For such a person, it is therefore obviously advisable to consume only the amount of caffeine where the benefits of caffeine intake (e.g. the simultaneous intake of antioxidants in high-quality coffee) still outweigh the potential risks. Such an amount, for example, would only correspond to a maximum of 1-2 cups of coffee per day.

If you’re interested in learning more about caffeine, check out our article Caffeine and How to Make Your Training More Effective.

What does the genetics of caffeine breakdown involve?

Where and how can you get your sensitivity to caffeine tested?

Nowadays, it is possible to undergo genetic testing using simple DNA home tests in the form of sampling kits from specialised genetic laboratories that offer evaluation of entire panels of different genetic parameters.

This genetic testing is increasingly attractive for athletes. The test includes an analysis of caffeine metabolism (CYP1A2, ADORA2A), but also the genetic basis for the development of cramps, predisposition for muscle growth, recovery, antioxidant capacity of the body, development of strength and endurance and other interesting parameters.

However, such testing can also apply to your metabolism and nutrition. Specifically, how are you able to use certain vitamins, minerals or essential omega-3 fatty acids, which may predispose you to an excess or deficiency. Based on this, you can adjust your diet accordingly.

Screening for hidden traits for rare inherited diseases such as phenylketonuria, cystic fibrosis, muscular diseases, etc., which can potentially be passed on to your offspring, also seems to be of great interest. This is possible even if you and your partner do not suffer from these diseases. The examination can also give you information about the risk of developing so-called civilization diseases (type 2 diabetes, cardiovascular diseases, certain types of cancer).

Interested in this topic and want to learn more about home DNA testing? Find out everything you need to know about home DNA testing in our article Everything You Need to Know About Home DNA Testing. If you want to try genetic testing, you shouldn’t miss trying test kits from TellMeGen and GenePlanet.

Where and how can you get your sensitivity to caffeine tested?

What should you remember?

Every person is different and we all differ in our sensitivity to caffeine and how you metabolise it. Current science therefore distinguishes between fast and slow metabolisers of caffeine. These characteristics can be estimated to some extent based on your reactions to its intake (nervousness, heart palpitations, performance enhancement, poor falling asleep after its intake). Accordingly, it is advisable to adjust your caffeine intake so that you reap more benefits than drawbacks from its use.
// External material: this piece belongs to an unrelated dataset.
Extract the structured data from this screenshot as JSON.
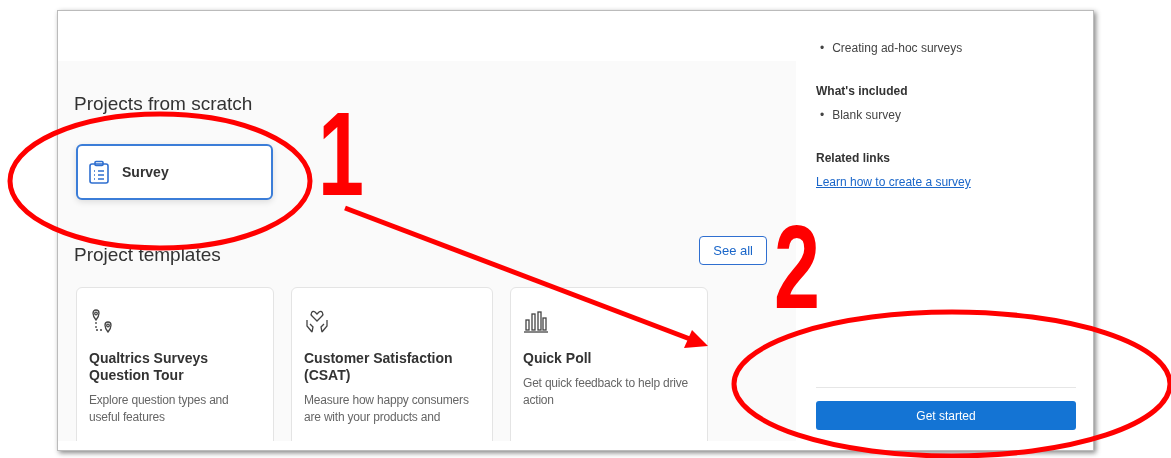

If you want to be clear on this, it is suggested to undergo a simple genetic test through a home DNA test to fully reveal these traits.


[1] ALSENE K. – Association between A2a receptor gene polymorphisms and caffeine-induced anxiety. –

[2] CORNELIS M. – Coffee, CYP1A2 genotype, and risk of myocardial infarction. –

[3] EFSA – Scientific Opinion on the safety of caffeine –

[4] GUEST N. – International society of sports nutrition position stand: caffeine and exercise performance. –

[5] GUEST N. – Caffeine, CYP1A2 Genotype, and Endurance Performance in Athletes. –

[6] PALATINI P. – CYP1A2 genotype modifies the association between coffee intake and the risk of hypertension. –

[7] ROGERS – Association of the anxiogenic and alerting effects of caffeine with ADORA2A and ADORA1 polymorphisms and habitual level of caffeine consumption. –

[8] THORN C. – PharmGKB summary: caffeine pathway. –

Add a comment

Your email address will not be published. Required fields are marked *